Biochemistry, Department of


Date of this Version



The Journal of Biological Chemistry, VOL. 286, NO. 12, pp. 10137–10146, March 25, 2011


© 2011 by The American Society for Biochemistry and Molecular Biology, Inc.


Saccharomyces cerevisiae cells lacking Mne1 are deficient in

intron splicing in the gene encoding the Cox1 subunit of cytochrome

oxidase but contain wild-type levels of the bc1 complex.

Thus, Mne1 has no role in splicing of COB introns or expression

of the COB gene. Northern experiments suggest that splicing of

the COX1 aI5β intron is dependent on Mne1 in addition to the

previously known Mrs1, Mss116, Pet54, and Suv3 factors. Processing

of the aI5_ intron is similarly impaired in mne1∆ and

mrs1∆ cells and overexpression of Mrs1 partially restores the

respiratory function of mne1∆ cells. Mrs1 is known to function

in the initial transesterification reaction of splicing. Mne1 is a

mitochondrial matrix protein loosely associated with the inner

membrane and is found in a high mass ribonucleoprotein complex

specifically associated with the COX1 mRNA even within

an intronless strain. Mne1 does not appear to have a secondary

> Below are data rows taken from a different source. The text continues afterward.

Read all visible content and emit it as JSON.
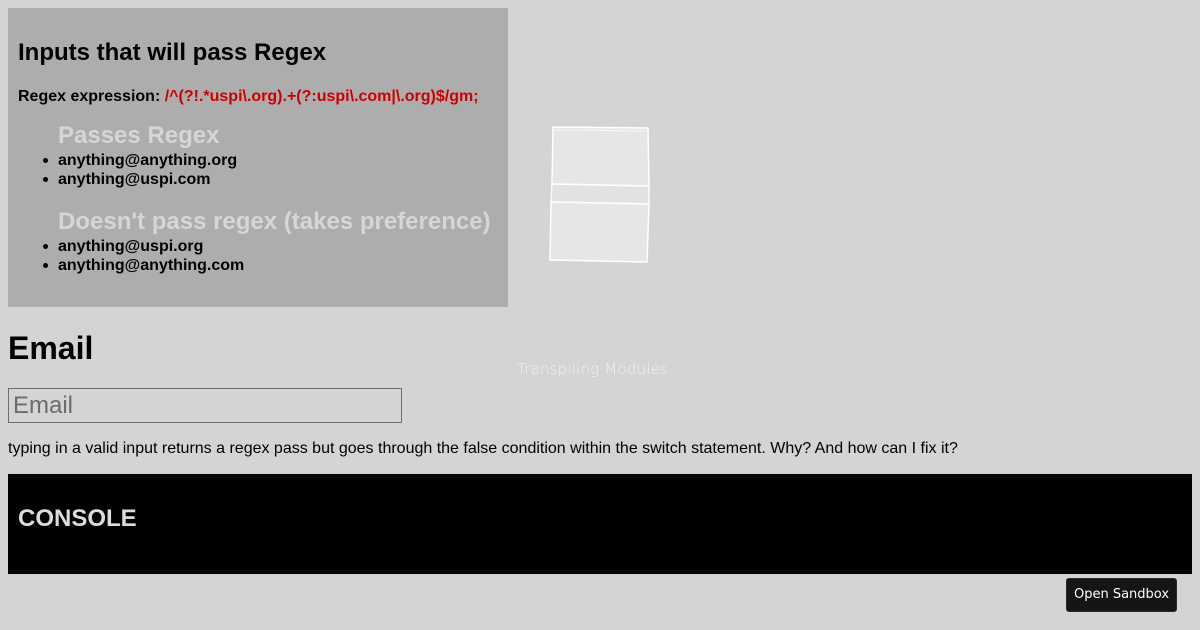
{
  "panel": {
    "title": "Inputs that will pass Regex",
    "regex_label": "Regex expression:",
    "regex_value": "/^(?!.*uspi\\.org).+(?:uspi\\.com|\\.org)$/gm;",
    "passes_heading": "Passes Regex",
    "passes_items": [
      "anything@anything.org",
      "anything@uspi.com"
    ],
    "fails_heading": "Doesn't pass regex (takes preference)",
    "fails_items": [
      "anything@uspi.org",
      "anything@anything.com"
    ]
  },
  "loader": {
    "icon": "cube-icon",
    "text": "Transpiling Modules..."
  },
  "email": {
    "title": "Email",
    "placeholder": "Email",
    "value": ""
  },
  "question": "typing in a valid input returns a regex pass but goes through the false condition within the switch statement. Why? And how can I fix it?",
  "console": {
    "title": "CONSOLE"
  },
  "actions": {
    "open_sandbox": "Open Sandbox"
  },
  "colors": {
    "background": "#d4d4d4",
    "panel_background": "#adadad",
    "regex_code": "#cc0000",
    "console_background": "#000000",
    "button_background": "#151515"
  }
}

function in COX1 processing or translation, because disruption

of MNE1 in cells containing intronless mtDNA does not lead to

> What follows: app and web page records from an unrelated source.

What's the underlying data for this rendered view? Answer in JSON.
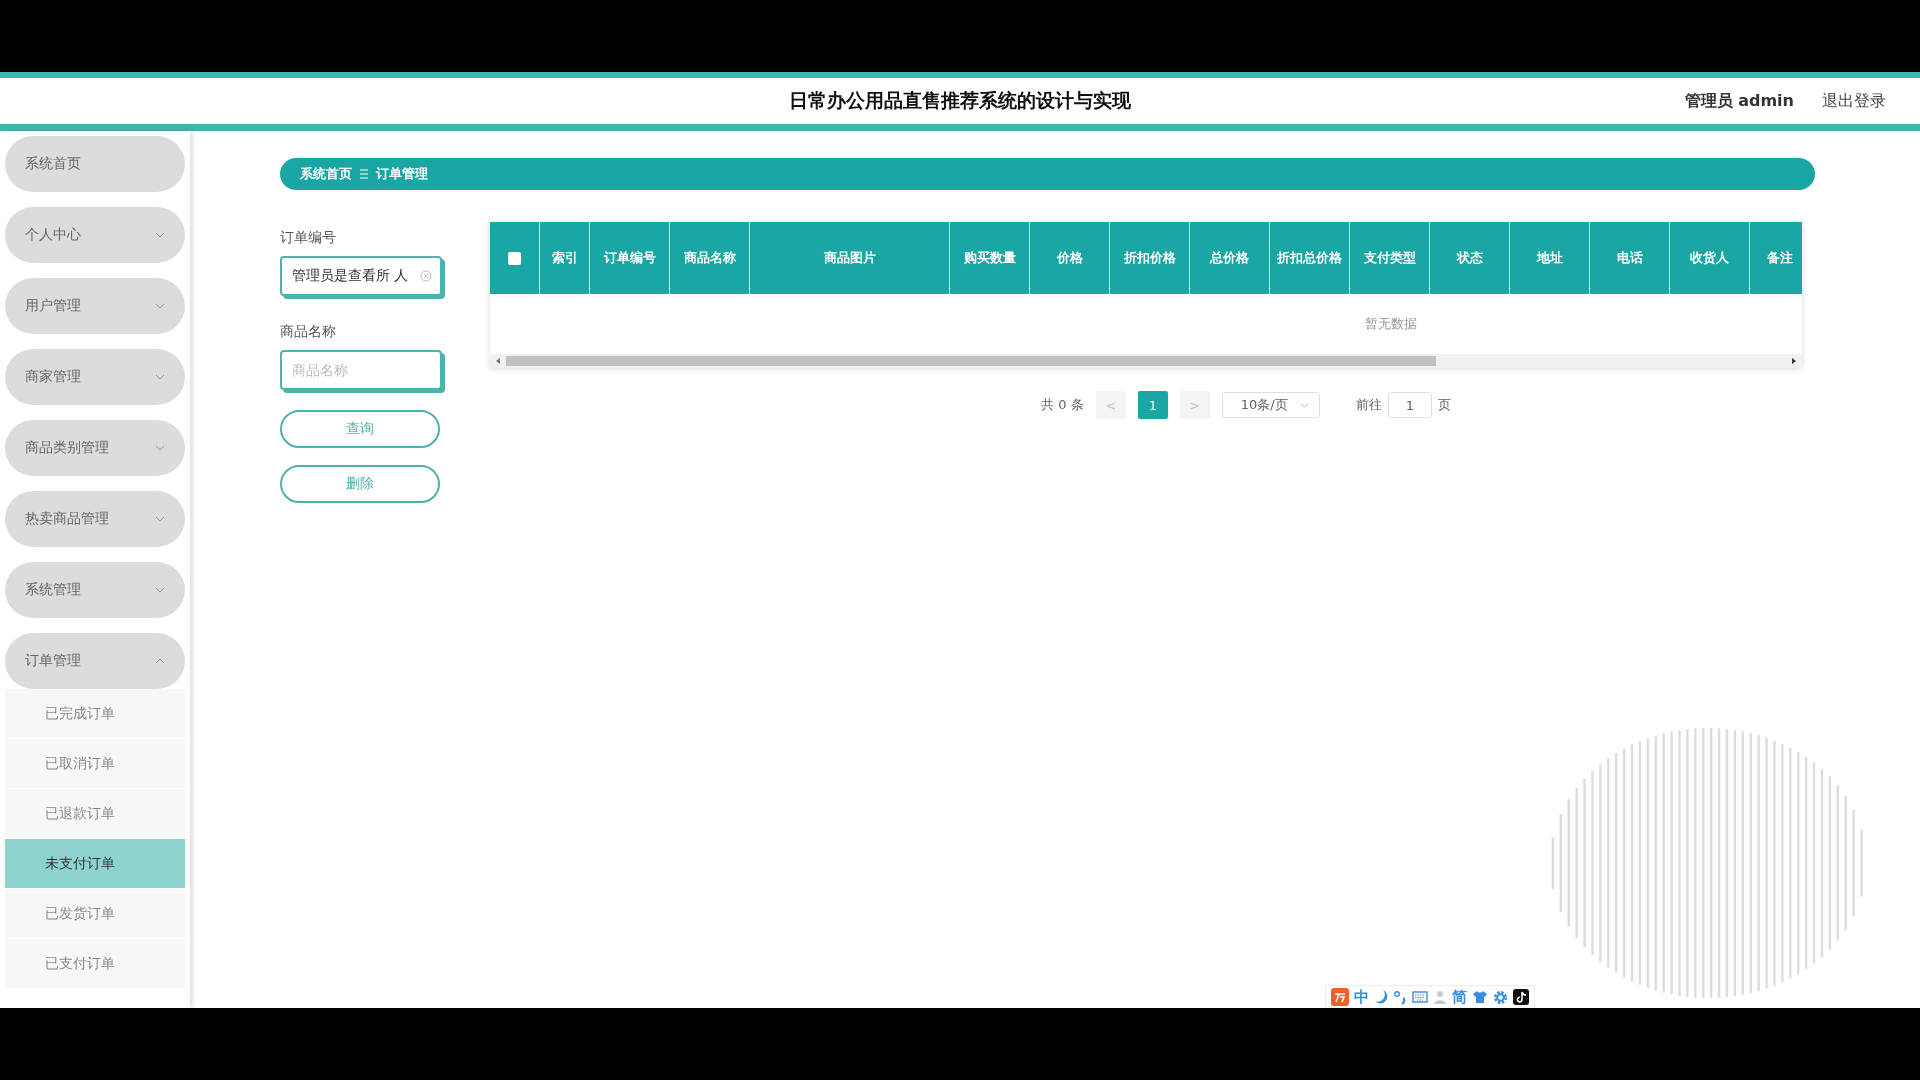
{
  "header": {
    "title": "日常办公用品直售推荐系统的设计与实现",
    "user": "管理员 admin",
    "logout": "退出登录"
  },
  "sidebar": {
    "items": [
      {
        "label": "系统首页",
        "expandable": false
      },
      {
        "label": "个人中心",
        "expandable": true,
        "expanded": false
      },
      {
        "label": "用户管理",
        "expandable": true,
        "expanded": false
      },
      {
        "label": "商家管理",
        "expandable": true,
        "expanded": false
      },
      {
        "label": "商品类别管理",
        "expandable": true,
        "expanded": false
      },
      {
        "label": "热卖商品管理",
        "expandable": true,
        "expanded": false
      },
      {
        "label": "系统管理",
        "expandable": true,
        "expanded": false
      },
      {
        "label": "订单管理",
        "expandable": true,
        "expanded": true,
        "children": [
          {
            "label": "已完成订单",
            "selected": false
          },
          {
            "label": "已取消订单",
            "selected": false
          },
          {
            "label": "已退款订单",
            "selected": false
          },
          {
            "label": "未支付订单",
            "selected": true
          },
          {
            "label": "已发货订单",
            "selected": false
          },
          {
            "label": "已支付订单",
            "selected": false
          }
        ]
      }
    ]
  },
  "breadcrumb": [
    "系统首页",
    "订单管理"
  ],
  "search": {
    "fields": [
      {
        "label": "订单编号",
        "value": "管理员是查看所 人",
        "clearable": true
      },
      {
        "label": "商品名称",
        "placeholder": "商品名称",
        "clearable": false
      }
    ],
    "buttons": [
      "查询",
      "删除"
    ]
  },
  "table": {
    "select_all_checked": false,
    "columns": [
      "索引",
      "订单编号",
      "商品名称",
      "商品图片",
      "购买数量",
      "价格",
      "折扣价格",
      "总价格",
      "折扣总价格",
      "支付类型",
      "状态",
      "地址",
      "电话",
      "收货人",
      "备注"
    ],
    "empty_text": "暂无数据"
  },
  "pagination": {
    "total": "共 0 条",
    "prev": "<",
    "pages": [
      {
        "label": "1",
        "selected": true
      }
    ],
    "next": ">",
    "page_size": "10条/页",
    "goto_label": "前往",
    "goto_value": "1",
    "page_unit": "页"
  },
  "ime_toolbar": {
    "mode": "中",
    "charset": "简"
  }
}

a respiratory growth defect. Thus, the primary defect in mne1

cells is splicing of the aI5β intron in COX1.